_Task description_: Pick out the lines below that include the string "turn".

Page and application data records:
+-------+

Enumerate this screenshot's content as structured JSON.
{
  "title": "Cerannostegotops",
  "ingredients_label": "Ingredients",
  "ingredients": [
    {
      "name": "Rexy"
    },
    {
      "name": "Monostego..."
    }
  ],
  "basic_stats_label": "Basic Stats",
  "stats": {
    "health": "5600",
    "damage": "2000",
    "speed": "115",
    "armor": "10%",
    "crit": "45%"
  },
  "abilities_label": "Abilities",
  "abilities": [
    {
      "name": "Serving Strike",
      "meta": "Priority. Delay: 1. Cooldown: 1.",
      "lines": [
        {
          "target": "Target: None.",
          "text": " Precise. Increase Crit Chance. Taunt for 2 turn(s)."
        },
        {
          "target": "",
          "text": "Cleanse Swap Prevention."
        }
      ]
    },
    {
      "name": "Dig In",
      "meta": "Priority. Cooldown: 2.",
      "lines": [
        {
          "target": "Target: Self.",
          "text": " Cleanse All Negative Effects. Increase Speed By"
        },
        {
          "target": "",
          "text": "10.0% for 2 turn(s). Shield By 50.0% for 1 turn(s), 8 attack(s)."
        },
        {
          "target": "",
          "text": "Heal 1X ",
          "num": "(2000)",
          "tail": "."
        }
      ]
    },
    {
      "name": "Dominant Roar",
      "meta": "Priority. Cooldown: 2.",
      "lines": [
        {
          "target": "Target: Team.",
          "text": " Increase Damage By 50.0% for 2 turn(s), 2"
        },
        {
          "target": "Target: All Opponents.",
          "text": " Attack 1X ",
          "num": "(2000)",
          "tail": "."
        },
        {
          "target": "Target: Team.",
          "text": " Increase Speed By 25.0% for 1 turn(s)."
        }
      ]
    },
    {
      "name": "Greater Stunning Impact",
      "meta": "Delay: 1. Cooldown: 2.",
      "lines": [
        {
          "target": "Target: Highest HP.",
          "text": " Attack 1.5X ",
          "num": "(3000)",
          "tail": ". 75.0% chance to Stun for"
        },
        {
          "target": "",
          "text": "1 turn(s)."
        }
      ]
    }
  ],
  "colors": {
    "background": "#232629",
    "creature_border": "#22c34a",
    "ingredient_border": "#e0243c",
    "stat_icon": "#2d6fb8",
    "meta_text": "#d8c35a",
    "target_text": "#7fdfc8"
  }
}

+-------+

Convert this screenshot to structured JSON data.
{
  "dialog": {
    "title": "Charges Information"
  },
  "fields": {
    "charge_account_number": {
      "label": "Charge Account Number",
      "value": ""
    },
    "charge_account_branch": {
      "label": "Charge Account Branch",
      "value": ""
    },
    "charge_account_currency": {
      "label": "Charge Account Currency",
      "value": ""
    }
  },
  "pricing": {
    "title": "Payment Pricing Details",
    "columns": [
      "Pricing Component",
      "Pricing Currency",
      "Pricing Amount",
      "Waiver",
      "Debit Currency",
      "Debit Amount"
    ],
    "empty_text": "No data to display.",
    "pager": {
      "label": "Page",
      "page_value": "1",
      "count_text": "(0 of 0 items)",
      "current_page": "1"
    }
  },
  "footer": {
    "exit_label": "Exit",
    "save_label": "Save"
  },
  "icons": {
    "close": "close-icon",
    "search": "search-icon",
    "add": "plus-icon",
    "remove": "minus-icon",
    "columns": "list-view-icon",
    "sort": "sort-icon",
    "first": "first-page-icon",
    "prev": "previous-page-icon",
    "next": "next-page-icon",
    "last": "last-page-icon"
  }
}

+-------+

_Task answer_:
          "text": " Precise. Increase Crit Chance. Taunt for 2 turn(s)."
          "text": "10.0% for 2 turn(s). Shield By 50.0% for 1 turn(s), 8 attack(s)."
          "text": " Increase Damage By 50.0% for 2 turn(s), 2"
          "text": " Increase Speed By 25.0% for 1 turn(s)."
          "text": "1 turn(s)."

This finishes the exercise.